You are asked to repeat the listing word for word and to leave out its pictures.
● ● ● ● ●
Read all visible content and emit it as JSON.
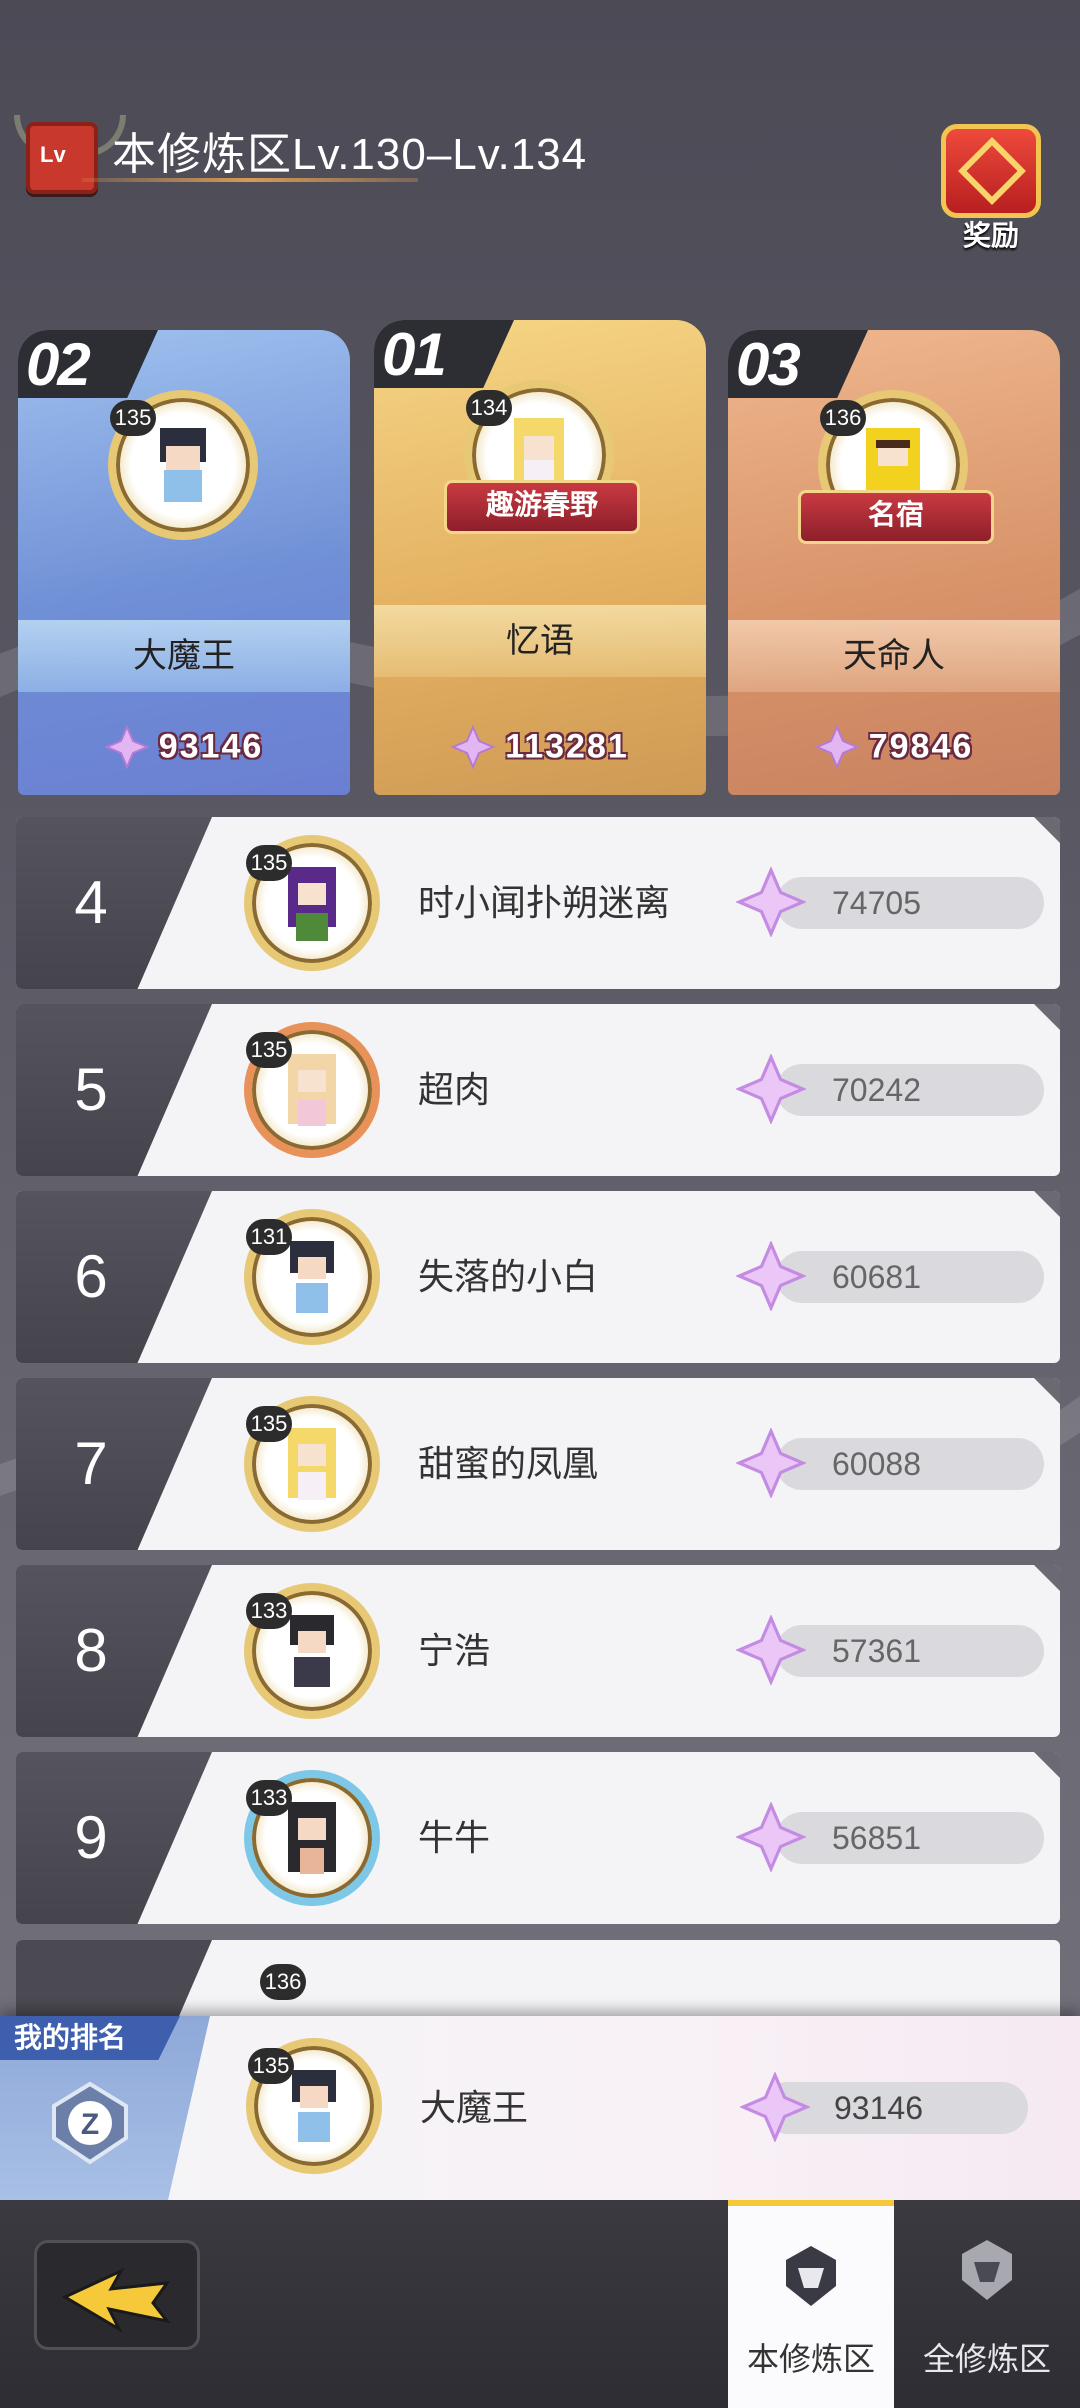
{
  "header": {
    "title": "本修炼区Lv.130–Lv.134",
    "reward_label": "奖励",
    "level_icon": "Lv"
  },
  "podium": [
    {
      "rank_label": "02",
      "level": "135",
      "name": "大魔王",
      "score": "93146",
      "title_plaque": ""
    },
    {
      "rank_label": "01",
      "level": "134",
      "name": "忆语",
      "score": "113281",
      "title_plaque": "趣游春野"
    },
    {
      "rank_label": "03",
      "level": "136",
      "name": "天命人",
      "score": "79846",
      "title_plaque": "名宿"
    }
  ],
  "rows": [
    {
      "rank": "4",
      "level": "135",
      "name": "时小闻扑朔迷离",
      "score": "74705"
    },
    {
      "rank": "5",
      "level": "135",
      "name": "超肉",
      "score": "70242"
    },
    {
      "rank": "6",
      "level": "131",
      "name": "失落的小白",
      "score": "60681"
    },
    {
      "rank": "7",
      "level": "135",
      "name": "甜蜜的凤凰",
      "score": "60088"
    },
    {
      "rank": "8",
      "level": "133",
      "name": "宁浩",
      "score": "57361"
    },
    {
      "rank": "9",
      "level": "133",
      "name": "牛牛",
      "score": "56851"
    }
  ],
  "partial_row": {
    "level": "136"
  },
  "my_rank": {
    "tag": "我的排名",
    "level": "135",
    "name": "大魔王",
    "score": "93146"
  },
  "tabs": {
    "current_zone": "本修炼区",
    "all_zones": "全修炼区"
  },
  "colors": {
    "accent_gold": "#f6c93a",
    "crystal_purple": "#c98be6"
  }
}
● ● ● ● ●
- _Result of the task_
Read all visible content and emit it as JSON.
{
  "header": {
    "title": "本修炼区Lv.130–Lv.134",
    "reward_label": "奖励",
    "level_icon": "Lv"
  },
  "podium": [
    {
      "rank_label": "02",
      "level": "135",
      "name": "大魔王",
      "score": "93146",
      "title_plaque": ""
    },
    {
      "rank_label": "01",
      "level": "134",
      "name": "忆语",
      "score": "113281",
      "title_plaque": "趣游春野"
    },
    {
      "rank_label": "03",
      "level": "136",
      "name": "天命人",
      "score": "79846",
      "title_plaque": "名宿"
    }
  ],
  "rows": [
    {
      "rank": "4",
      "level": "135",
      "name": "时小闻扑朔迷离",
      "score": "74705"
    },
    {
      "rank": "5",
      "level": "135",
      "name": "超肉",
      "score": "70242"
    },
    {
      "rank": "6",
      "level": "131",
      "name": "失落的小白",
      "score": "60681"
    },
    {
      "rank": "7",
      "level": "135",
      "name": "甜蜜的凤凰",
      "score": "60088"
    },
    {
      "rank": "8",
      "level": "133",
      "name": "宁浩",
      "score": "57361"
    },
    {
      "rank": "9",
      "level": "133",
      "name": "牛牛",
      "score": "56851"
    }
  ],
  "partial_row": {
    "level": "136"
  },
  "my_rank": {
    "tag": "我的排名",
    "level": "135",
    "name": "大魔王",
    "score": "93146"
  },
  "tabs": {
    "current_zone": "本修炼区",
    "all_zones": "全修炼区"
  },
  "colors": {
    "accent_gold": "#f6c93a",
    "crystal_purple": "#c98be6"
  }
}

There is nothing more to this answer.